I’m all for nifty modern conveniences like computers and electricity, but paper provides a delightfully tangible user experience. The feel of the paper, the sound of the pages, the weight of the magazine, even the smell of the ink: all contribute to the complete sensory experience that is reading. While you can shift the glyphs to a screen of some sort, you cannot replicate the complete feel of reading. As more and more publications move to electronic distribution, these non-visual components of reading will just disappear.
I like to read magazines cover-to-cover. I don’t jump to articles, I get there in time, working through the magazine page by page. You never know what you’ll find as you read your way to the main body of a magazine. A well-edited magazine places all sorts of interesting tidbits in your way, rewarding your sequential trek through the pages. Letters, reviews, product announcements, and the like decorate the linear path through a magazine. Digital magazines have no such meander available to you; you are expected to click (and click and click and click) to go directly to the stuff that interests you. You may find what you want, but you often miss what you need.

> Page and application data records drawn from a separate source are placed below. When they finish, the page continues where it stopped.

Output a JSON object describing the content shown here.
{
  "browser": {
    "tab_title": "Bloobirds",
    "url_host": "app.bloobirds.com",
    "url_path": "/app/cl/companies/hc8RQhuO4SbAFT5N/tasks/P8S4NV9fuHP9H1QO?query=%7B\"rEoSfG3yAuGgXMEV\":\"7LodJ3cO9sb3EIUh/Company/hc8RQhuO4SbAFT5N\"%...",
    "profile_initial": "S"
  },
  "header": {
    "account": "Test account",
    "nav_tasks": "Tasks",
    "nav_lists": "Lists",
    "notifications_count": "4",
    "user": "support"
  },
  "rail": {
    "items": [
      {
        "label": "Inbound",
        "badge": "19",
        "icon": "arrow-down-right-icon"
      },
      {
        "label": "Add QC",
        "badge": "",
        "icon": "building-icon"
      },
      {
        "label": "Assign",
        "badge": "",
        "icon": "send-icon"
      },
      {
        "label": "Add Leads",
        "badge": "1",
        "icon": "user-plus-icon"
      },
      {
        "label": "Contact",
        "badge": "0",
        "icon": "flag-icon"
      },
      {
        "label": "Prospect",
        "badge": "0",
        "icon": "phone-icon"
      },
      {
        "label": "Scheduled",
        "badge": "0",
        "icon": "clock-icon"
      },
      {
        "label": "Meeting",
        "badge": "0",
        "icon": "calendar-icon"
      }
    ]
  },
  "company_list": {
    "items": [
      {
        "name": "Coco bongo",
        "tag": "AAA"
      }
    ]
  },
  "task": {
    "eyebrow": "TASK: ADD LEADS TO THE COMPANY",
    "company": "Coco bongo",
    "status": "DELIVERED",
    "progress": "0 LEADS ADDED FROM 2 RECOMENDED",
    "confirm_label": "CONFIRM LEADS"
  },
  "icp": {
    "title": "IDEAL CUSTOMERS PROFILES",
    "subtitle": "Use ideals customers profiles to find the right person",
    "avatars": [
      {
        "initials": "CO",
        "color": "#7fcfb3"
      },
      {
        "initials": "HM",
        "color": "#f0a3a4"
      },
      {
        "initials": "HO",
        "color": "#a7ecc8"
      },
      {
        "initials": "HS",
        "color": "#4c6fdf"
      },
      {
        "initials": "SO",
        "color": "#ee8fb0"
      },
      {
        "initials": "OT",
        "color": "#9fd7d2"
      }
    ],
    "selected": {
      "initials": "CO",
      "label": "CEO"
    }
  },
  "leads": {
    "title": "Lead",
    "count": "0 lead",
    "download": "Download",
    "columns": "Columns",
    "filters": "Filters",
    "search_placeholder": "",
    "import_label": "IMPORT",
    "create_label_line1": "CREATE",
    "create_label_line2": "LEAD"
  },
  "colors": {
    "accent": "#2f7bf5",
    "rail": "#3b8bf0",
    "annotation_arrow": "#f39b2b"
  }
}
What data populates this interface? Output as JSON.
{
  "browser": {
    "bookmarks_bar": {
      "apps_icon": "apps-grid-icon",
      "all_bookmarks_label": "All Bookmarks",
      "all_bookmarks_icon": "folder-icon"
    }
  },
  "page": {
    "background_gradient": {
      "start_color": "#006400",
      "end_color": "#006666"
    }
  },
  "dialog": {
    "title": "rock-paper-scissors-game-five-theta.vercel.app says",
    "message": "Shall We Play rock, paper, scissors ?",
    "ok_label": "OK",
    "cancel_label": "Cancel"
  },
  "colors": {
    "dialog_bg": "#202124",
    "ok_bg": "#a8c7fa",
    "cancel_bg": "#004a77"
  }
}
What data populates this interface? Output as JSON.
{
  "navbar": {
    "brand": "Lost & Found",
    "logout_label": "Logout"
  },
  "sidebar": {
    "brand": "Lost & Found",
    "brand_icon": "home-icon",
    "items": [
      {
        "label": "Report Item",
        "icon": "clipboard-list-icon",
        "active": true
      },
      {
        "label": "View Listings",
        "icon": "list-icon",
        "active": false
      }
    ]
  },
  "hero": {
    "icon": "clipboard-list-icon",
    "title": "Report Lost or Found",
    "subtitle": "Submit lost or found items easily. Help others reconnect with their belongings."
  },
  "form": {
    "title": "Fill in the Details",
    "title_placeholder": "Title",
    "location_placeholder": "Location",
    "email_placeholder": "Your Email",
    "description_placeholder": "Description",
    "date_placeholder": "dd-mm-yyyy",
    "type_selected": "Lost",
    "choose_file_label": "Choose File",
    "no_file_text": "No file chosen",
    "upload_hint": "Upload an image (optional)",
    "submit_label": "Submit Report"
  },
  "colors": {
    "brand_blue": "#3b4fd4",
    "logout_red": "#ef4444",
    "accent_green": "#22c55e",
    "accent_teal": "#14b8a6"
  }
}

Just as important, magazines go everywhere. Planes and trains, cars and boats: you can read them anywhere. When I backpack, I stick a magazine in my pack, to be read by headlamp in my tent after everyone else has gone to sleep. It’s tough to get a connection in the woods; indeed, the whole point of the trip is to get disconnected. I don’t want to drag a “reading device” with me on these trips; I just want to bring paper covered with words. Plus, you can start fires with a magazine in a pinch. Its name to contrary, no one is going to be burning a Kindle any time soon.
Finally, there is my visual impairment. I suffer from a vision condition called “getting old.” Teeny letters on teeny screens were much easier to deal with ten years ago. Now, by the time the font is big enough to be seen, I can only fit a handful of words on the display. Constant scrolling is the true enemy of comprehension.
So farewell, PC Magazine. You shall be missed. I hope PC World can stick it out a bit longer, but I am not banking on it. I’ll hang on to my anachronistic role as long as I can: an agent of digital change clinging to ancient media.